Britain’s politicians must urgently get their act together after the Brexit vote and, if they fail to come up with a credible “Plan B” with a free trade agreement, sterling could fall towards parity with the dollar, Allianz economist Mohamed El-Erian has said.
El-Erian, chief economic adviser to Europe’s largest insurer, which has around €1.3 trillion ($1.4 trillion) under management, said Britain faced greater structural uncertainty, lower economic growth and a higher risk of recession after the vote.
But El-Erian, who was CEO of the Allianz-owned investment manager Pimco from 2007 to 2014, said much depended on whether politicians were able to provide a credible and swift “Plan B” that included a free trade agreement with the EU.
“After the Brexit referendum, the UK has to urgently get its political act together,” El-Erian told Reuters in a telephone interview from Newport Beach, California.
“‘Plan B’ depends on the politicians in London and across the Channel, but so far they have not stepped up to their economic governance responsibilities.”
The Brexit vote thrust Britain into its worst political crisis in modern times, with both major parties in turmoil and investors left guessing about how the future relationship with the EU will look.
David Cameron, who called the referendum, is stepping down as prime minister and his Conservative Party is selecting a successor whose main job will be to negotiate an exit from the EU.
Sterling dipped to a 31-year-low below $1.28 on Wednesday, having stood at $1.50 on June 23, the day of the referendum.
“Think of sterling as facing a double whammy with no strong anchor,” El-Erian said.
He said there was concern on both the current account and capital account due to uncertainty about future trading relations and inflows of investment, while the Bank of England could not provide the anchor of higher interest rates.
“The future value of sterling is a function of how and how quickly the structural uncertainty is resolved—if Plan B is delayed and/or it doesn’t involve much of a free trade set-up with the EU, it is not inconceivable for sterling to head to parity with the U.S. dollar.
“If, however, there is agreement between the UK and its European partners on a new arrangement that allows for sufficient free trade access, sterling could end up appreciating from its current levels.”
Asked if Britain was really going to leave the EU, El-Erian said: “No one knows for sure.”
“What Britain is realizing is that you cannot replace something with nothing, so there is understandably a go-slow approach on the part of the political class.”
He said some sort of free trade arrangement with Europe was in the interests of both sides. “But it is not going to be a smooth road—it is going to be bumpy and there are going to be a lot of uncertainties and heated negotiations.”
El-Erian said London, which major U.S. and British banks use as a platform to sell into Europe, would remain the second global financial center after New York despite Brexit.
Despite stiffer competition from Frankfurt, Paris, Dublin and Amsterdam, “no one will reach critical mass to challenge London’s overall European dominance.”
He said he would be inclined to hold off investing in British banks due to lower interest rates and expectations of slower economic growth, but that there were buying opportunities.
Three British commercial property funds worth about 10 billion pounds suspended trading this week while Bank of England Governor Mark Carney said the financial risks of Brexit “have begun to crystallize.”
“There will be lots of attractive opportunities elsewhere in the UK,” El-Erian said. “We are starting to see that slowly emerge with commercial real estate, albeit we are at the very initial phases still.”
El-Erian said the collapse of long-term government bond yields was due to lower growth prospects and the likelihood that central banks would be more aggressive with stimulus.
“I expect the Bank of England to cut rates and I expect the ECB to do more QE, as will the Bank of Japan.

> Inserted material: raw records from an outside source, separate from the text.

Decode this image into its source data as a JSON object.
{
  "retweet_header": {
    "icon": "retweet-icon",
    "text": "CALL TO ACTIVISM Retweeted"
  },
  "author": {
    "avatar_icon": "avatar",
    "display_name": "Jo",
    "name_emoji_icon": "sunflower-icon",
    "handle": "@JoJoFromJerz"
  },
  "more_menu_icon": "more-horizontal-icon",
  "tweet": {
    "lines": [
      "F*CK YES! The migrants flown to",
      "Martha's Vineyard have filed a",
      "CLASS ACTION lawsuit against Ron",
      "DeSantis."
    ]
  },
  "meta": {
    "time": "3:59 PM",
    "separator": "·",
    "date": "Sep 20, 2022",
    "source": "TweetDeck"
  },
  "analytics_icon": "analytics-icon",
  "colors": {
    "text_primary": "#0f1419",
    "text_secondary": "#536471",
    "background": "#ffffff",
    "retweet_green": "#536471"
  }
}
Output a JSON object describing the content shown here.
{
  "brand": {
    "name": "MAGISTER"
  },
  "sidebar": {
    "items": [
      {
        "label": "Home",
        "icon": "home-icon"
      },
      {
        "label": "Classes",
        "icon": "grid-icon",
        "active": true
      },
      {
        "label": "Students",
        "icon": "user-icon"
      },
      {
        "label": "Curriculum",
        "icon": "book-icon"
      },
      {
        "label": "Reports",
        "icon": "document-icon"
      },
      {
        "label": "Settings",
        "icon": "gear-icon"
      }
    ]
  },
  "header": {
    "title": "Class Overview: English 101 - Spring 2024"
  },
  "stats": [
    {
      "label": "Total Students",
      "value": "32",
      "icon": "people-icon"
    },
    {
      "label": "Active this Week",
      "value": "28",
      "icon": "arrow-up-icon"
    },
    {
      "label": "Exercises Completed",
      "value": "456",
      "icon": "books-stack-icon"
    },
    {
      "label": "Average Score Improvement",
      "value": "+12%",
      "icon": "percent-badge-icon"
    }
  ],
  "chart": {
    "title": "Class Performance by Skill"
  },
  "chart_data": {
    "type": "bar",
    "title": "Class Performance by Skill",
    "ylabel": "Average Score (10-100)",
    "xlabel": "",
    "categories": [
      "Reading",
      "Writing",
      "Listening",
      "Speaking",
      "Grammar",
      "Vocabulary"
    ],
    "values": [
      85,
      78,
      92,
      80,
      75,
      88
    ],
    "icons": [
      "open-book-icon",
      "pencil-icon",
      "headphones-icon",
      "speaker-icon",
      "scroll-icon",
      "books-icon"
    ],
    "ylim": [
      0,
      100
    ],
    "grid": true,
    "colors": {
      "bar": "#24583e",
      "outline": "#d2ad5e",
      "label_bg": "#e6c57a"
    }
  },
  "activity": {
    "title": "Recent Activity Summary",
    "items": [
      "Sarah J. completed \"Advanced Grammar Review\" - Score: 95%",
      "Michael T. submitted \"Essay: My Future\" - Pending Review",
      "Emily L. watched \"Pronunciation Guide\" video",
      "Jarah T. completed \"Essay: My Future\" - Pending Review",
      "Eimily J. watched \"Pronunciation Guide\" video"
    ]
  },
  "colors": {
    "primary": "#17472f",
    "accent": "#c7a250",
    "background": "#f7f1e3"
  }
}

Combine that with lower growth prospects and the higher probability of a recession and you get lower yields,” he said.
He praised Carney’s handling of the Brexit turmoil: “If it were not for his steady hand, the financial instability that Britain faces would have been a lot higher.”
El-Erian said that European investors in search of positive rates and the possibility of a currency appreciation had shifted money towards U.S. bonds.
“While the U.S. is in a better place economically and policy-wise, its yield curve has been captured by Europe—so while the U.S. controls its economic destiny, it does not control its yield curve,” he said.